:: Problem requirements ::
Please return all of the records verbatim, with the pictures omitted.

(Page and application data records)

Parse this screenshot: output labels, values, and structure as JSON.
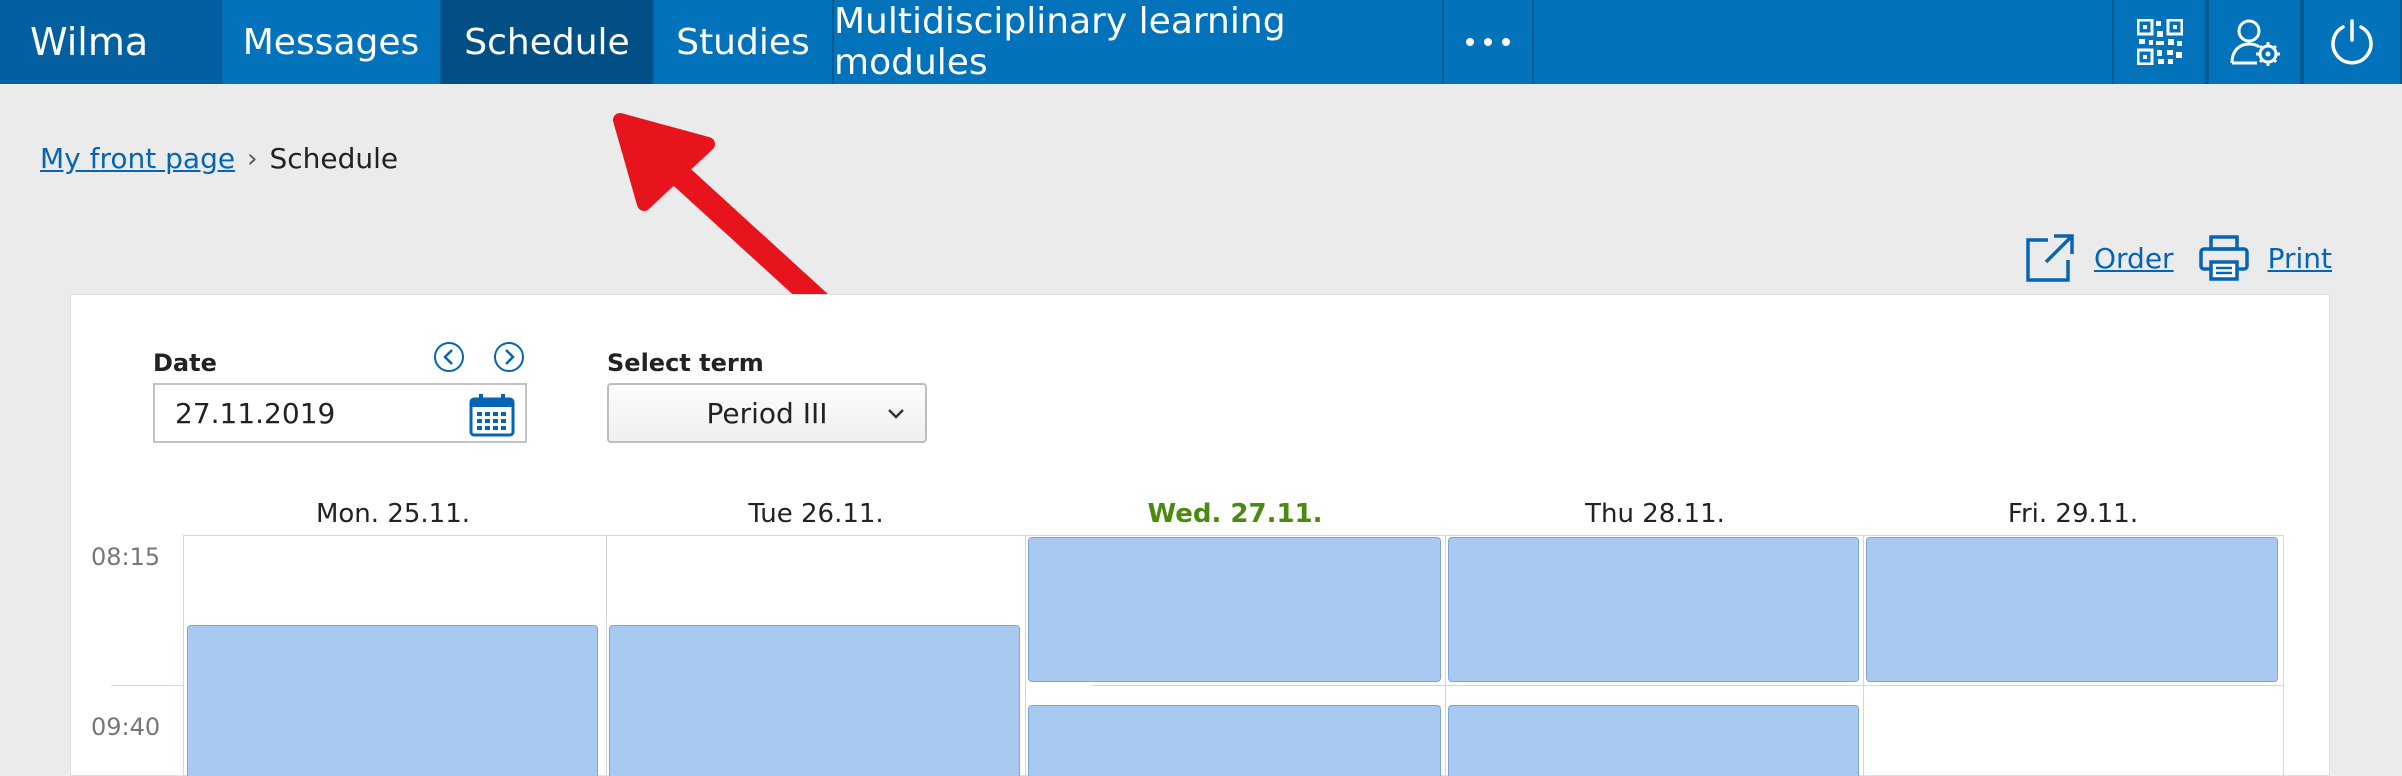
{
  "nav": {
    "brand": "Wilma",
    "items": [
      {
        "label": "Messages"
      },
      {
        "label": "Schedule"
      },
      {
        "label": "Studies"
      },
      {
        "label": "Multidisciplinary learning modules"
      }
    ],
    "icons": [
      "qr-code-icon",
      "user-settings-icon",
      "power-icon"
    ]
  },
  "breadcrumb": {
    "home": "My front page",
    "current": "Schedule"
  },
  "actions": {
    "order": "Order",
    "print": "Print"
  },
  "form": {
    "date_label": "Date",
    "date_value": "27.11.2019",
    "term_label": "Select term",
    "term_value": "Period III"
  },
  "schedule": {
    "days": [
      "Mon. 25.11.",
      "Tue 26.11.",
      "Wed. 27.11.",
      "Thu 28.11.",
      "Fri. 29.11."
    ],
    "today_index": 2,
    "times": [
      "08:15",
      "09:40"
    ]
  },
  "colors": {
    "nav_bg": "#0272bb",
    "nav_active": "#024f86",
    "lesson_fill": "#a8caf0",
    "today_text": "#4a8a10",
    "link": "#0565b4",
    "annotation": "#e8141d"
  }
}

:: Solution for this problem ::
Parse this screenshot: output labels, values, and structure as JSON.
{
  "nav": {
    "brand": "Wilma",
    "items": [
      {
        "label": "Messages"
      },
      {
        "label": "Schedule"
      },
      {
        "label": "Studies"
      },
      {
        "label": "Multidisciplinary learning modules"
      }
    ],
    "icons": [
      "qr-code-icon",
      "user-settings-icon",
      "power-icon"
    ]
  },
  "breadcrumb": {
    "home": "My front page",
    "current": "Schedule"
  },
  "actions": {
    "order": "Order",
    "print": "Print"
  },
  "form": {
    "date_label": "Date",
    "date_value": "27.11.2019",
    "term_label": "Select term",
    "term_value": "Period III"
  },
  "schedule": {
    "days": [
      "Mon. 25.11.",
      "Tue 26.11.",
      "Wed. 27.11.",
      "Thu 28.11.",
      "Fri. 29.11."
    ],
    "today_index": 2,
    "times": [
      "08:15",
      "09:40"
    ]
  },
  "colors": {
    "nav_bg": "#0272bb",
    "nav_active": "#024f86",
    "lesson_fill": "#a8caf0",
    "today_text": "#4a8a10",
    "link": "#0565b4",
    "annotation": "#e8141d"
  }
}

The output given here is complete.